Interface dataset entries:
[Start of Attachment]
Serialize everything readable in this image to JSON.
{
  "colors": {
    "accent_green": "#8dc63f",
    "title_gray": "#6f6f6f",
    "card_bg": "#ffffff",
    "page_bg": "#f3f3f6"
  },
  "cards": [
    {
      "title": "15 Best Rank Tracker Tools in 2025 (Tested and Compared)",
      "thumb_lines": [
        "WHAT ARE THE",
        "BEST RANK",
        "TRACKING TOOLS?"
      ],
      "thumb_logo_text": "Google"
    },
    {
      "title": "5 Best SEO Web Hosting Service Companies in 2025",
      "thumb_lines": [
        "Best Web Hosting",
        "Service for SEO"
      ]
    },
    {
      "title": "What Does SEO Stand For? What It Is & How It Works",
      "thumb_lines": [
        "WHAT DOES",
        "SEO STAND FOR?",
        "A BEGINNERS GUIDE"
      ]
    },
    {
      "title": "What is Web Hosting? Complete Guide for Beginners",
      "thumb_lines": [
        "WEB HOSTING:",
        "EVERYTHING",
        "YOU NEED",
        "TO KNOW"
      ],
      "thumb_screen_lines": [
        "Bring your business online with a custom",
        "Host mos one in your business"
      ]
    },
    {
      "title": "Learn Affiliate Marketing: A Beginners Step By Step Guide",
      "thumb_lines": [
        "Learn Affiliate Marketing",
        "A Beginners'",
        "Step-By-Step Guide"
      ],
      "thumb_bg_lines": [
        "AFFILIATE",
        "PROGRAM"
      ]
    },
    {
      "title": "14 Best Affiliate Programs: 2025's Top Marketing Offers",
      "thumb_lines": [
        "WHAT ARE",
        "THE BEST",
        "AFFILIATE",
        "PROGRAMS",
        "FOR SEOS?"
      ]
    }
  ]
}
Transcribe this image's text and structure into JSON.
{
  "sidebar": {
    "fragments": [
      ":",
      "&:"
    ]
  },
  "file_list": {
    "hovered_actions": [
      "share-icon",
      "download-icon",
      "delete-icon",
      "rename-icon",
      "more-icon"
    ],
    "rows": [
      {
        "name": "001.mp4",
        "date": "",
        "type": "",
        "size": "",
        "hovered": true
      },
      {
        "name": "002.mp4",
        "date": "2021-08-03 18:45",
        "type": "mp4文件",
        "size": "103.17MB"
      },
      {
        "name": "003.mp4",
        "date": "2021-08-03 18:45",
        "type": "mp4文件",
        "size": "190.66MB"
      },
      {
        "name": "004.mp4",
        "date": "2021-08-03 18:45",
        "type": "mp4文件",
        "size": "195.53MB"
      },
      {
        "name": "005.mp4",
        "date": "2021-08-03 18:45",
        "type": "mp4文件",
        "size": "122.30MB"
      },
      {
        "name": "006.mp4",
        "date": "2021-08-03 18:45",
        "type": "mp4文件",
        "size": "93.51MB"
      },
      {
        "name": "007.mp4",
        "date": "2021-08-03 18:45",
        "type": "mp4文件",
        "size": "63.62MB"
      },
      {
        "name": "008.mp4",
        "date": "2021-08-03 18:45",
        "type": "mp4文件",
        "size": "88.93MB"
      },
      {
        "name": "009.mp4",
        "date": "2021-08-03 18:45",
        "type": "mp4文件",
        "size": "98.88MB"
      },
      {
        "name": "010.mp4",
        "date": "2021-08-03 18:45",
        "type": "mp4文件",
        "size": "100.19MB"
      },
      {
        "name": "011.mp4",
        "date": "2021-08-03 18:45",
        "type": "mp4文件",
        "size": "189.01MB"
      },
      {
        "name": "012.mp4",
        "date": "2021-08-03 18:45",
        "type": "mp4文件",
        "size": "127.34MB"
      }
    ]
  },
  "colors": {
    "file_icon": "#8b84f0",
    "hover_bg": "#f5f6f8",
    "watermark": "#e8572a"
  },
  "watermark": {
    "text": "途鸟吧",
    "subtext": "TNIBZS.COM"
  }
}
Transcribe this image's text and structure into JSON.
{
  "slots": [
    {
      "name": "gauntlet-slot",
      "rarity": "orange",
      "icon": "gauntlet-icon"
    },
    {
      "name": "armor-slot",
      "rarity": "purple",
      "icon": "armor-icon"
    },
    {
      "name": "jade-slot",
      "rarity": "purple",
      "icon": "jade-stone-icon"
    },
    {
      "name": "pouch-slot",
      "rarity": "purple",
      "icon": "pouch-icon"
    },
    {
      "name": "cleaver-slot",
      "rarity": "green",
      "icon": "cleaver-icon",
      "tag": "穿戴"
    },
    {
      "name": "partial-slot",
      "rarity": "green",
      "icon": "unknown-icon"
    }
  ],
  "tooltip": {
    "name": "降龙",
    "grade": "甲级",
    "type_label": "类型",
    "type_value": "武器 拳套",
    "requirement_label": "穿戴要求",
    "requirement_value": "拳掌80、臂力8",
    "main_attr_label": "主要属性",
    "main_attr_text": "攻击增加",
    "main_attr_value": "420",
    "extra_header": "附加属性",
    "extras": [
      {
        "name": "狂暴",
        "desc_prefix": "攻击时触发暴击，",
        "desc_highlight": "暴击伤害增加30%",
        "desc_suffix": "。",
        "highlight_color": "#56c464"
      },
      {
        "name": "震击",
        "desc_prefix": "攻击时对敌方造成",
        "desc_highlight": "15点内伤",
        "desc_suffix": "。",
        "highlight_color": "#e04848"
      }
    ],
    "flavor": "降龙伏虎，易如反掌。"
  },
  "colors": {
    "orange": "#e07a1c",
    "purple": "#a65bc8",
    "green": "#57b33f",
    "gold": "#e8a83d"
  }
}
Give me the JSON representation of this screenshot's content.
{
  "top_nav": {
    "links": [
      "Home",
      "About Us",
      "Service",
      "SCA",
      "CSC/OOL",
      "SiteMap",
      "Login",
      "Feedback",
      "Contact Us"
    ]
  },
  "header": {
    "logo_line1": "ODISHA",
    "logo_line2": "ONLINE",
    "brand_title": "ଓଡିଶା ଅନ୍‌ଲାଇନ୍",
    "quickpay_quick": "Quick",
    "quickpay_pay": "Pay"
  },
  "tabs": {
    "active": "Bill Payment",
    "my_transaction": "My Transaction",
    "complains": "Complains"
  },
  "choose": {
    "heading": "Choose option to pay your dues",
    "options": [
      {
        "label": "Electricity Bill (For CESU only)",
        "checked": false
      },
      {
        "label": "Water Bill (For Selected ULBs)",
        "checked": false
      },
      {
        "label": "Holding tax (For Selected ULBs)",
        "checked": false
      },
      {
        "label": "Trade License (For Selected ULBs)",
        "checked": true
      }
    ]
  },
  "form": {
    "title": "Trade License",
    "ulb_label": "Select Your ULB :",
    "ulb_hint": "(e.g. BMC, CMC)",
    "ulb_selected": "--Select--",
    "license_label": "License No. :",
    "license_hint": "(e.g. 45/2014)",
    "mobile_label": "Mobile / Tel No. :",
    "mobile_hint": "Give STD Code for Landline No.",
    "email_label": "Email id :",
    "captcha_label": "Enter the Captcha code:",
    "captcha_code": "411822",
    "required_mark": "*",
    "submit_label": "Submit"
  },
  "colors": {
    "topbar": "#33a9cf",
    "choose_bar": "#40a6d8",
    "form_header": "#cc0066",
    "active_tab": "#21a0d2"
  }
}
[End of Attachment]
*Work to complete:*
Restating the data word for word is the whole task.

*Task result:*
Serialize everything readable in this image to JSON.
{
  "colors": {
    "accent_green": "#8dc63f",
    "title_gray": "#6f6f6f",
    "card_bg": "#ffffff",
    "page_bg": "#f3f3f6"
  },
  "cards": [
    {
      "title": "15 Best Rank Tracker Tools in 2025 (Tested and Compared)",
      "thumb_lines": [
        "WHAT ARE THE",
        "BEST RANK",
        "TRACKING TOOLS?"
      ],
      "thumb_logo_text": "Google"
    },
    {
      "title": "5 Best SEO Web Hosting Service Companies in 2025",
      "thumb_lines": [
        "Best Web Hosting",
        "Service for SEO"
      ]
    },
    {
      "title": "What Does SEO Stand For? What It Is & How It Works",
      "thumb_lines": [
        "WHAT DOES",
        "SEO STAND FOR?",
        "A BEGINNERS GUIDE"
      ]
    },
    {
      "title": "What is Web Hosting? Complete Guide for Beginners",
      "thumb_lines": [
        "WEB HOSTING:",
        "EVERYTHING",
        "YOU NEED",
        "TO KNOW"
      ],
      "thumb_screen_lines": [
        "Bring your business online with a custom",
        "Host mos one in your business"
      ]
    },
    {
      "title": "Learn Affiliate Marketing: A Beginners Step By Step Guide",
      "thumb_lines": [
        "Learn Affiliate Marketing",
        "A Beginners'",
        "Step-By-Step Guide"
      ],
      "thumb_bg_lines": [
        "AFFILIATE",
        "PROGRAM"
      ]
    },
    {
      "title": "14 Best Affiliate Programs: 2025's Top Marketing Offers",
      "thumb_lines": [
        "WHAT ARE",
        "THE BEST",
        "AFFILIATE",
        "PROGRAMS",
        "FOR SEOS?"
      ]
    }
  ]
}
Transcribe this image's text and structure into JSON.
{
  "sidebar": {
    "fragments": [
      ":",
      "&:"
    ]
  },
  "file_list": {
    "hovered_actions": [
      "share-icon",
      "download-icon",
      "delete-icon",
      "rename-icon",
      "more-icon"
    ],
    "rows": [
      {
        "name": "001.mp4",
        "date": "",
        "type": "",
        "size": "",
        "hovered": true
      },
      {
        "name": "002.mp4",
        "date": "2021-08-03 18:45",
        "type": "mp4文件",
        "size": "103.17MB"
      },
      {
        "name": "003.mp4",
        "date": "2021-08-03 18:45",
        "type": "mp4文件",
        "size": "190.66MB"
      },
      {
        "name": "004.mp4",
        "date": "2021-08-03 18:45",
        "type": "mp4文件",
        "size": "195.53MB"
      },
      {
        "name": "005.mp4",
        "date": "2021-08-03 18:45",
        "type": "mp4文件",
        "size": "122.30MB"
      },
      {
        "name": "006.mp4",
        "date": "2021-08-03 18:45",
        "type": "mp4文件",
        "size": "93.51MB"
      },
      {
        "name": "007.mp4",
        "date": "2021-08-03 18:45",
        "type": "mp4文件",
        "size": "63.62MB"
      },
      {
        "name": "008.mp4",
        "date": "2021-08-03 18:45",
        "type": "mp4文件",
        "size": "88.93MB"
      },
      {
        "name": "009.mp4",
        "date": "2021-08-03 18:45",
        "type": "mp4文件",
        "size": "98.88MB"
      },
      {
        "name": "010.mp4",
        "date": "2021-08-03 18:45",
        "type": "mp4文件",
        "size": "100.19MB"
      },
      {
        "name": "011.mp4",
        "date": "2021-08-03 18:45",
        "type": "mp4文件",
        "size": "189.01MB"
      },
      {
        "name": "012.mp4",
        "date": "2021-08-03 18:45",
        "type": "mp4文件",
        "size": "127.34MB"
      }
    ]
  },
  "colors": {
    "file_icon": "#8b84f0",
    "hover_bg": "#f5f6f8",
    "watermark": "#e8572a"
  },
  "watermark": {
    "text": "途鸟吧",
    "subtext": "TNIBZS.COM"
  }
}
Transcribe this image's text and structure into JSON.
{
  "slots": [
    {
      "name": "gauntlet-slot",
      "rarity": "orange",
      "icon": "gauntlet-icon"
    },
    {
      "name": "armor-slot",
      "rarity": "purple",
      "icon": "armor-icon"
    },
    {
      "name": "jade-slot",
      "rarity": "purple",
      "icon": "jade-stone-icon"
    },
    {
      "name": "pouch-slot",
      "rarity": "purple",
      "icon": "pouch-icon"
    },
    {
      "name": "cleaver-slot",
      "rarity": "green",
      "icon": "cleaver-icon",
      "tag": "穿戴"
    },
    {
      "name": "partial-slot",
      "rarity": "green",
      "icon": "unknown-icon"
    }
  ],
  "tooltip": {
    "name": "降龙",
    "grade": "甲级",
    "type_label": "类型",
    "type_value": "武器 拳套",
    "requirement_label": "穿戴要求",
    "requirement_value": "拳掌80、臂力8",
    "main_attr_label": "主要属性",
    "main_attr_text": "攻击增加",
    "main_attr_value": "420",
    "extra_header": "附加属性",
    "extras": [
      {
        "name": "狂暴",
        "desc_prefix": "攻击时触发暴击，",
        "desc_highlight": "暴击伤害增加30%",
        "desc_suffix": "。",
        "highlight_color": "#56c464"
      },
      {
        "name": "震击",
        "desc_prefix": "攻击时对敌方造成",
        "desc_highlight": "15点内伤",
        "desc_suffix": "。",
        "highlight_color": "#e04848"
      }
    ],
    "flavor": "降龙伏虎，易如反掌。"
  },
  "colors": {
    "orange": "#e07a1c",
    "purple": "#a65bc8",
    "green": "#57b33f",
    "gold": "#e8a83d"
  }
}
Give me the JSON representation of this screenshot's content.
{
  "top_nav": {
    "links": [
      "Home",
      "About Us",
      "Service",
      "SCA",
      "CSC/OOL",
      "SiteMap",
      "Login",
      "Feedback",
      "Contact Us"
    ]
  },
  "header": {
    "logo_line1": "ODISHA",
    "logo_line2": "ONLINE",
    "brand_title": "ଓଡିଶା ଅନ୍‌ଲାଇନ୍",
    "quickpay_quick": "Quick",
    "quickpay_pay": "Pay"
  },
  "tabs": {
    "active": "Bill Payment",
    "my_transaction": "My Transaction",
    "complains": "Complains"
  },
  "choose": {
    "heading": "Choose option to pay your dues",
    "options": [
      {
        "label": "Electricity Bill (For CESU only)",
        "checked": false
      },
      {
        "label": "Water Bill (For Selected ULBs)",
        "checked": false
      },
      {
        "label": "Holding tax (For Selected ULBs)",
        "checked": false
      },
      {
        "label": "Trade License (For Selected ULBs)",
        "checked": true
      }
    ]
  },
  "form": {
    "title": "Trade License",
    "ulb_label": "Select Your ULB :",
    "ulb_hint": "(e.g. BMC, CMC)",
    "ulb_selected": "--Select--",
    "license_label": "License No. :",
    "license_hint": "(e.g. 45/2014)",
    "mobile_label": "Mobile / Tel No. :",
    "mobile_hint": "Give STD Code for Landline No.",
    "email_label": "Email id :",
    "captcha_label": "Enter the Captcha code:",
    "captcha_code": "411822",
    "required_mark": "*",
    "submit_label": "Submit"
  },
  "colors": {
    "topbar": "#33a9cf",
    "choose_bar": "#40a6d8",
    "form_header": "#cc0066",
    "active_tab": "#21a0d2"
  }
}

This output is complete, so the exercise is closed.